At least 150 gunshots were fired, businesses were ravaged, and police cars were vandalized. Police made 82 arrests, including 61 in Ferguson, many of them for burglary, unlawful assembly and trespassing. At least a dozen buildings were torched, including a hair salon, a meat market and a pizzeria.

On Tuesday, fire trucks — unable to help in many places on the night before because of the danger in the streets — showered water onto the husks of buildings. Shopkeepers swept up shards of glass and picked through what was left of their stores.

“I’m heartbroken,” said Demetria Lightfoot, 33, who lives in Ferguson. “My city has burned down. There’s no community left here.”

West Florissant Avenue, a main stretch of businesses, was closed by police. The owners of many businesses in Ferguson had boarded their windows, fearing violence after the grand jury announcement, and those fears were realized.

Authorities were left with the task of reassuring the city of 21,000 people, and broader St. Louis, that they could restore calm.

“Unless we bring 10,000 policemen in here, I don’t think we can prevent folks who really are intent on destroying a community,” said Chief Jon Belmar of the St. Louis County police.

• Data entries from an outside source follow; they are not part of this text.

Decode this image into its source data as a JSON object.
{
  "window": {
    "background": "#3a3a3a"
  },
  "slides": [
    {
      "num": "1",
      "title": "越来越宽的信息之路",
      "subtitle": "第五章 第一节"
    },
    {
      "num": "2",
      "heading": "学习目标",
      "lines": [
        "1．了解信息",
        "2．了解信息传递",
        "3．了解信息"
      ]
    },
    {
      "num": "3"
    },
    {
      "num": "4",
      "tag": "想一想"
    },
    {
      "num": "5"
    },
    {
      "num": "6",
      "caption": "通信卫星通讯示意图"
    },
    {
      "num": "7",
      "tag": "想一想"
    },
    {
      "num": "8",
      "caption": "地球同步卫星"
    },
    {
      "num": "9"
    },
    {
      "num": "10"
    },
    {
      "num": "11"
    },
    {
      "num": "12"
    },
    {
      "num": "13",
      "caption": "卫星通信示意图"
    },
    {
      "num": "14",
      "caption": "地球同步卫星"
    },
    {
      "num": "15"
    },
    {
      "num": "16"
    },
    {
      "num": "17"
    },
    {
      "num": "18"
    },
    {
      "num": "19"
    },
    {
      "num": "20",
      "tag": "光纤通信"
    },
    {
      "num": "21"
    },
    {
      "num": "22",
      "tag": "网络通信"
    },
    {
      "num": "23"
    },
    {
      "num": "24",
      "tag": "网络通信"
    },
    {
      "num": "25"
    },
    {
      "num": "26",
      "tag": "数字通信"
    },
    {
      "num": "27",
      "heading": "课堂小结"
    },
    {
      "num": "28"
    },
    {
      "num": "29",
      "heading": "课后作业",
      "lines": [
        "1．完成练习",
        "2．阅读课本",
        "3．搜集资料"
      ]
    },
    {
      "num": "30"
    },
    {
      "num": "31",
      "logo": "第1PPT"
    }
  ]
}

After considering evidence for three months, the grand jury elected not to indict Officer Darren Wilson, who fired 12 shots and killed Brown, 18, after a confrontation on a residential street on Aug. 9.

The breakdown of a tense order came quickly after the announcement was delivered by a St. Louis prosecutor. Demonstrators hurled bottles and batteries at police, who put on riot gear and ordered crowds to disperse.

Buildings burned out of control. For a time, authorities directed airplanes away from the St. Louis airport and cleared the sky over Ferguson. At least 18 people were injured, The Associated Press reported.

Capt. Ron Johnson of the state Highway Patrol, the man credited with restoring peace following the violence three months ago, said that the community “has to take some responsibility for what happened tonight in terms of tearing our community apart.”

Officers in Ferguson used tear gas and sent up smoke to break up unruly demonstrators, but Belmar said that they had fired no shots.

The violence came despite pleas from authorities in Missouri, the Brown family and President Barack Obama, who encouraged calm in a speech from the White House that was televised side-by-side with pictures of police clashing with demonstrators in Ferguson.

The Brown family said in a statement after the decision: “We are profoundly disappointed that the killer of our child will not face the consequence of his actions.”

Protests broke out across the country. Hundreds blocked traffic on the Robert F. Kennedy Bridge in New York. A crowd of 500 shut down an interstate in Oakland, California. Police said people threw fireworks at officers in Seattle.

Grand jury records were released after the decision was announced, including Wilson’s interview with police detectives on the day after the shooting.

He described Brown as taunting and assaulting him, and said that the teenager was so menacing, the officer “felt like a 5-year-old holding on to Hulk Hogan.” The officer said he was thinking: “How do I live through this, basically?”

The prosecutor, Robert McCulloch, said that some witnesses gave conflicting statements, and that others turned out not to have seen the shooting at all.

“As tragic as this is, it was a not a crime,” McCulloch said.

Twelve miles away in St. Louis, windows were smashed, and police made 21 arrests, including for unlawful gun possession, property destruction and burglary. Mayor Francis Slay said at daylight that the violence was unacceptable.

He said that it “not only puts a black eye on our community, but it really sets back the cause of social justice. Violence doesn’t solve anything.”

Chief Sam Dotson of the St. Louis police said he was proud of his officers. He said that bands of opportunistic people had roamed the city, but “at every turn they encountered police officers or members of the National Guard.”

But the scene was much worse in Ferguson. At a news conference overnight, Johnson said: “We talk about peaceful protest, and that didn’t happen tonight. Change is created through our voice and not through destruction of our community. Right now, this community is really fractured.”

Rick Brown and Tracy Jarrett contributed to this report.